> _Stored records_
#####

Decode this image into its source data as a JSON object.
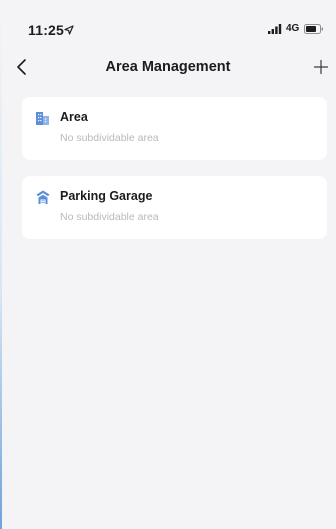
{
  "status_bar": {
    "time": "11:25",
    "network": "4G",
    "icons": [
      "location-arrow-icon",
      "signal-icon",
      "battery-icon"
    ]
  },
  "nav": {
    "title": "Area Management",
    "back_icon": "chevron-left-icon",
    "add_icon": "plus-icon"
  },
  "areas": [
    {
      "name": "Area",
      "subtitle": "No subdividable area",
      "icon": "building-icon"
    },
    {
      "name": "Parking Garage",
      "subtitle": "No subdividable area",
      "icon": "garage-icon"
    }
  ],
  "colors": {
    "background": "#f4f4f6",
    "card": "#ffffff",
    "accent": "#5b8fd9",
    "subtitle_text": "#b9b9be"
  }
}
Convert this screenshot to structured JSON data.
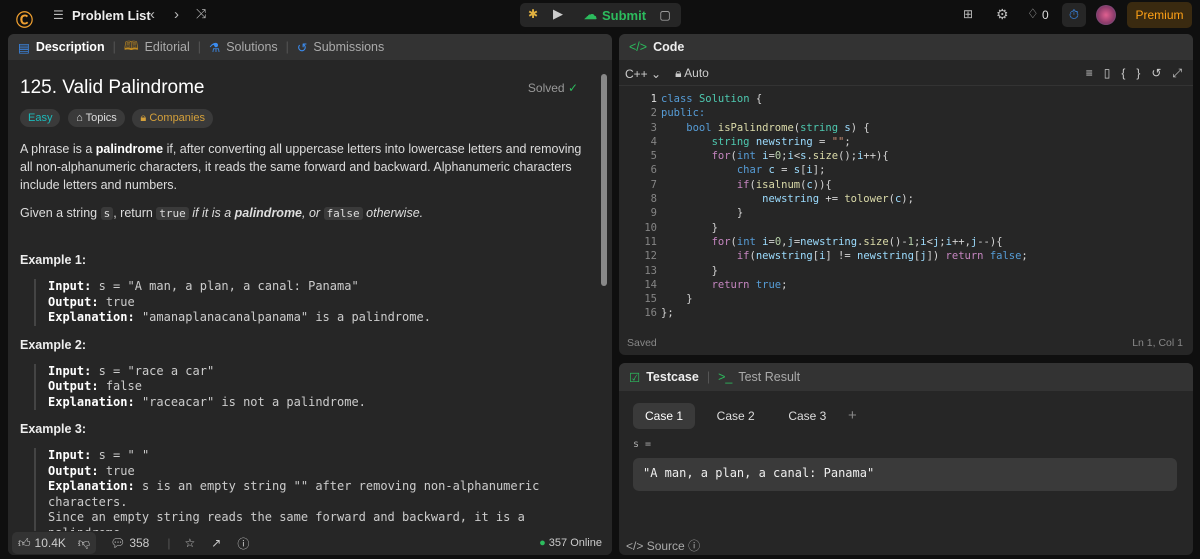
{
  "topbar": {
    "problem_list": "Problem List",
    "submit": "Submit",
    "streak": "0",
    "premium": "Premium"
  },
  "description": {
    "tabs": [
      "Description",
      "Editorial",
      "Solutions",
      "Submissions"
    ],
    "title": "125. Valid Palindrome",
    "solved": "Solved",
    "tags": [
      "Easy",
      "Topics",
      "Companies"
    ],
    "p1_a": "A phrase is a ",
    "p1_b": "palindrome",
    "p1_c": " if, after converting all uppercase letters into lowercase letters and removing all non-alphanumeric characters, it reads the same forward and backward. Alphanumeric characters include letters and numbers.",
    "p2_a": "Given a string ",
    "p2_s": "s",
    "p2_b": ", return ",
    "p2_true": "true",
    "p2_c": " if it is a ",
    "p2_d": "palindrome",
    "p2_e": ", or ",
    "p2_false": "false",
    "p2_f": " otherwise.",
    "examples": [
      {
        "title": "Example 1:",
        "input": "s = \"A man, a plan, a canal: Panama\"",
        "output": "true",
        "explanation": "\"amanaplanacanalpanama\" is a palindrome."
      },
      {
        "title": "Example 2:",
        "input": "s = \"race a car\"",
        "output": "false",
        "explanation": "\"raceacar\" is not a palindrome."
      },
      {
        "title": "Example 3:",
        "input": "s = \" \"",
        "output": "true",
        "explanation": "s is an empty string \"\" after removing non-alphanumeric characters.",
        "explanation2": "Since an empty string reads the same forward and backward, it is a palindrome."
      }
    ],
    "labels": {
      "input": "Input:",
      "output": "Output:",
      "explanation": "Explanation:"
    },
    "likes": "10.4K",
    "comments": "358",
    "online": "357 Online"
  },
  "code": {
    "title": "Code",
    "language": "C++",
    "mode": "Auto",
    "status": "Saved",
    "cursor": "Ln 1, Col 1",
    "lines": [
      [
        [
          "class ",
          "k"
        ],
        [
          "Solution",
          "t"
        ],
        [
          " {",
          "p"
        ]
      ],
      [
        [
          "public:",
          "k"
        ]
      ],
      [
        [
          "    bool ",
          "k"
        ],
        [
          "isPalindrome",
          "f"
        ],
        [
          "(",
          "p"
        ],
        [
          "string ",
          "t"
        ],
        [
          "s",
          "v"
        ],
        [
          ") {",
          "p"
        ]
      ],
      [
        [
          "        string ",
          "t"
        ],
        [
          "newstring",
          "v"
        ],
        [
          " = ",
          "p"
        ],
        [
          "\"\"",
          "s"
        ],
        [
          ";",
          "p"
        ]
      ],
      [
        [
          "        for",
          "c"
        ],
        [
          "(",
          "p"
        ],
        [
          "int ",
          "k"
        ],
        [
          "i",
          "v"
        ],
        [
          "=",
          "p"
        ],
        [
          "0",
          "n"
        ],
        [
          ";",
          "p"
        ],
        [
          "i",
          "v"
        ],
        [
          "<",
          "p"
        ],
        [
          "s",
          "v"
        ],
        [
          ".",
          "p"
        ],
        [
          "size",
          "f"
        ],
        [
          "();",
          "p"
        ],
        [
          "i",
          "v"
        ],
        [
          "++){",
          "p"
        ]
      ],
      [
        [
          "            char ",
          "k"
        ],
        [
          "c",
          "v"
        ],
        [
          " = ",
          "p"
        ],
        [
          "s",
          "v"
        ],
        [
          "[",
          "p"
        ],
        [
          "i",
          "v"
        ],
        [
          "];",
          "p"
        ]
      ],
      [
        [
          "            if",
          "c"
        ],
        [
          "(",
          "p"
        ],
        [
          "isalnum",
          "f"
        ],
        [
          "(",
          "p"
        ],
        [
          "c",
          "v"
        ],
        [
          ")){",
          "p"
        ]
      ],
      [
        [
          "                newstring",
          "v"
        ],
        [
          " += ",
          "p"
        ],
        [
          "tolower",
          "f"
        ],
        [
          "(",
          "p"
        ],
        [
          "c",
          "v"
        ],
        [
          ");",
          "p"
        ]
      ],
      [
        [
          "            }",
          "p"
        ]
      ],
      [
        [
          "        }",
          "p"
        ]
      ],
      [
        [
          "        for",
          "c"
        ],
        [
          "(",
          "p"
        ],
        [
          "int ",
          "k"
        ],
        [
          "i",
          "v"
        ],
        [
          "=",
          "p"
        ],
        [
          "0",
          "n"
        ],
        [
          ",",
          "p"
        ],
        [
          "j",
          "v"
        ],
        [
          "=",
          "p"
        ],
        [
          "newstring",
          "v"
        ],
        [
          ".",
          "p"
        ],
        [
          "size",
          "f"
        ],
        [
          "()-",
          "p"
        ],
        [
          "1",
          "n"
        ],
        [
          ";",
          "p"
        ],
        [
          "i",
          "v"
        ],
        [
          "<",
          "p"
        ],
        [
          "j",
          "v"
        ],
        [
          ";",
          "p"
        ],
        [
          "i",
          "v"
        ],
        [
          "++,",
          "p"
        ],
        [
          "j",
          "v"
        ],
        [
          "--){",
          "p"
        ]
      ],
      [
        [
          "            if",
          "c"
        ],
        [
          "(",
          "p"
        ],
        [
          "newstring",
          "v"
        ],
        [
          "[",
          "p"
        ],
        [
          "i",
          "v"
        ],
        [
          "] != ",
          "p"
        ],
        [
          "newstring",
          "v"
        ],
        [
          "[",
          "p"
        ],
        [
          "j",
          "v"
        ],
        [
          "]) ",
          "p"
        ],
        [
          "return ",
          "c"
        ],
        [
          "false",
          "k"
        ],
        [
          ";",
          "p"
        ]
      ],
      [
        [
          "        }",
          "p"
        ]
      ],
      [
        [
          "        return ",
          "c"
        ],
        [
          "true",
          "k"
        ],
        [
          ";",
          "p"
        ]
      ],
      [
        [
          "    }",
          "p"
        ]
      ],
      [
        [
          "};",
          "p"
        ]
      ]
    ]
  },
  "testcase": {
    "tabs": [
      "Testcase",
      "Test Result"
    ],
    "cases": [
      "Case 1",
      "Case 2",
      "Case 3"
    ],
    "var_label": "s =",
    "value": "\"A man, a plan, a canal: Panama\"",
    "source": "Source"
  }
}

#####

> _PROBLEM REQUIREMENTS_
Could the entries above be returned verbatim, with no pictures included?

> _REPLY TO THE TASK_
Decode this image into its source data as a JSON object.
{
  "status_bar": {
    "time": "11:25",
    "network": "4G",
    "icons": [
      "location-arrow-icon",
      "signal-icon",
      "battery-icon"
    ]
  },
  "nav": {
    "title": "Area Management",
    "back_icon": "chevron-left-icon",
    "add_icon": "plus-icon"
  },
  "areas": [
    {
      "name": "Area",
      "subtitle": "No subdividable area",
      "icon": "building-icon"
    },
    {
      "name": "Parking Garage",
      "subtitle": "No subdividable area",
      "icon": "garage-icon"
    }
  ],
  "colors": {
    "background": "#f4f4f6",
    "card": "#ffffff",
    "accent": "#5b8fd9",
    "subtitle_text": "#b9b9be"
  }
}
Convert this screenshot to structured JSON data.
{
  "topbar": {
    "problem_list": "Problem List",
    "submit": "Submit",
    "streak": "0",
    "premium": "Premium"
  },
  "description": {
    "tabs": [
      "Description",
      "Editorial",
      "Solutions",
      "Submissions"
    ],
    "title": "125. Valid Palindrome",
    "solved": "Solved",
    "tags": [
      "Easy",
      "Topics",
      "Companies"
    ],
    "p1_a": "A phrase is a ",
    "p1_b": "palindrome",
    "p1_c": " if, after converting all uppercase letters into lowercase letters and removing all non-alphanumeric characters, it reads the same forward and backward. Alphanumeric characters include letters and numbers.",
    "p2_a": "Given a string ",
    "p2_s": "s",
    "p2_b": ", return ",
    "p2_true": "true",
    "p2_c": " if it is a ",
    "p2_d": "palindrome",
    "p2_e": ", or ",
    "p2_false": "false",
    "p2_f": " otherwise.",
    "examples": [
      {
        "title": "Example 1:",
        "input": "s = \"A man, a plan, a canal: Panama\"",
        "output": "true",
        "explanation": "\"amanaplanacanalpanama\" is a palindrome."
      },
      {
        "title": "Example 2:",
        "input": "s = \"race a car\"",
        "output": "false",
        "explanation": "\"raceacar\" is not a palindrome."
      },
      {
        "title": "Example 3:",
        "input": "s = \" \"",
        "output": "true",
        "explanation": "s is an empty string \"\" after removing non-alphanumeric characters.",
        "explanation2": "Since an empty string reads the same forward and backward, it is a palindrome."
      }
    ],
    "labels": {
      "input": "Input:",
      "output": "Output:",
      "explanation": "Explanation:"
    },
    "likes": "10.4K",
    "comments": "358",
    "online": "357 Online"
  },
  "code": {
    "title": "Code",
    "language": "C++",
    "mode": "Auto",
    "status": "Saved",
    "cursor": "Ln 1, Col 1",
    "lines": [
      [
        [
          "class ",
          "k"
        ],
        [
          "Solution",
          "t"
        ],
        [
          " {",
          "p"
        ]
      ],
      [
        [
          "public:",
          "k"
        ]
      ],
      [
        [
          "    bool ",
          "k"
        ],
        [
          "isPalindrome",
          "f"
        ],
        [
          "(",
          "p"
        ],
        [
          "string ",
          "t"
        ],
        [
          "s",
          "v"
        ],
        [
          ") {",
          "p"
        ]
      ],
      [
        [
          "        string ",
          "t"
        ],
        [
          "newstring",
          "v"
        ],
        [
          " = ",
          "p"
        ],
        [
          "\"\"",
          "s"
        ],
        [
          ";",
          "p"
        ]
      ],
      [
        [
          "        for",
          "c"
        ],
        [
          "(",
          "p"
        ],
        [
          "int ",
          "k"
        ],
        [
          "i",
          "v"
        ],
        [
          "=",
          "p"
        ],
        [
          "0",
          "n"
        ],
        [
          ";",
          "p"
        ],
        [
          "i",
          "v"
        ],
        [
          "<",
          "p"
        ],
        [
          "s",
          "v"
        ],
        [
          ".",
          "p"
        ],
        [
          "size",
          "f"
        ],
        [
          "();",
          "p"
        ],
        [
          "i",
          "v"
        ],
        [
          "++){",
          "p"
        ]
      ],
      [
        [
          "            char ",
          "k"
        ],
        [
          "c",
          "v"
        ],
        [
          " = ",
          "p"
        ],
        [
          "s",
          "v"
        ],
        [
          "[",
          "p"
        ],
        [
          "i",
          "v"
        ],
        [
          "];",
          "p"
        ]
      ],
      [
        [
          "            if",
          "c"
        ],
        [
          "(",
          "p"
        ],
        [
          "isalnum",
          "f"
        ],
        [
          "(",
          "p"
        ],
        [
          "c",
          "v"
        ],
        [
          ")){",
          "p"
        ]
      ],
      [
        [
          "                newstring",
          "v"
        ],
        [
          " += ",
          "p"
        ],
        [
          "tolower",
          "f"
        ],
        [
          "(",
          "p"
        ],
        [
          "c",
          "v"
        ],
        [
          ");",
          "p"
        ]
      ],
      [
        [
          "            }",
          "p"
        ]
      ],
      [
        [
          "        }",
          "p"
        ]
      ],
      [
        [
          "        for",
          "c"
        ],
        [
          "(",
          "p"
        ],
        [
          "int ",
          "k"
        ],
        [
          "i",
          "v"
        ],
        [
          "=",
          "p"
        ],
        [
          "0",
          "n"
        ],
        [
          ",",
          "p"
        ],
        [
          "j",
          "v"
        ],
        [
          "=",
          "p"
        ],
        [
          "newstring",
          "v"
        ],
        [
          ".",
          "p"
        ],
        [
          "size",
          "f"
        ],
        [
          "()-",
          "p"
        ],
        [
          "1",
          "n"
        ],
        [
          ";",
          "p"
        ],
        [
          "i",
          "v"
        ],
        [
          "<",
          "p"
        ],
        [
          "j",
          "v"
        ],
        [
          ";",
          "p"
        ],
        [
          "i",
          "v"
        ],
        [
          "++,",
          "p"
        ],
        [
          "j",
          "v"
        ],
        [
          "--){",
          "p"
        ]
      ],
      [
        [
          "            if",
          "c"
        ],
        [
          "(",
          "p"
        ],
        [
          "newstring",
          "v"
        ],
        [
          "[",
          "p"
        ],
        [
          "i",
          "v"
        ],
        [
          "] != ",
          "p"
        ],
        [
          "newstring",
          "v"
        ],
        [
          "[",
          "p"
        ],
        [
          "j",
          "v"
        ],
        [
          "]) ",
          "p"
        ],
        [
          "return ",
          "c"
        ],
        [
          "false",
          "k"
        ],
        [
          ";",
          "p"
        ]
      ],
      [
        [
          "        }",
          "p"
        ]
      ],
      [
        [
          "        return ",
          "c"
        ],
        [
          "true",
          "k"
        ],
        [
          ";",
          "p"
        ]
      ],
      [
        [
          "    }",
          "p"
        ]
      ],
      [
        [
          "};",
          "p"
        ]
      ]
    ]
  },
  "testcase": {
    "tabs": [
      "Testcase",
      "Test Result"
    ],
    "cases": [
      "Case 1",
      "Case 2",
      "Case 3"
    ],
    "var_label": "s =",
    "value": "\"A man, a plan, a canal: Panama\"",
    "source": "Source"
  }
}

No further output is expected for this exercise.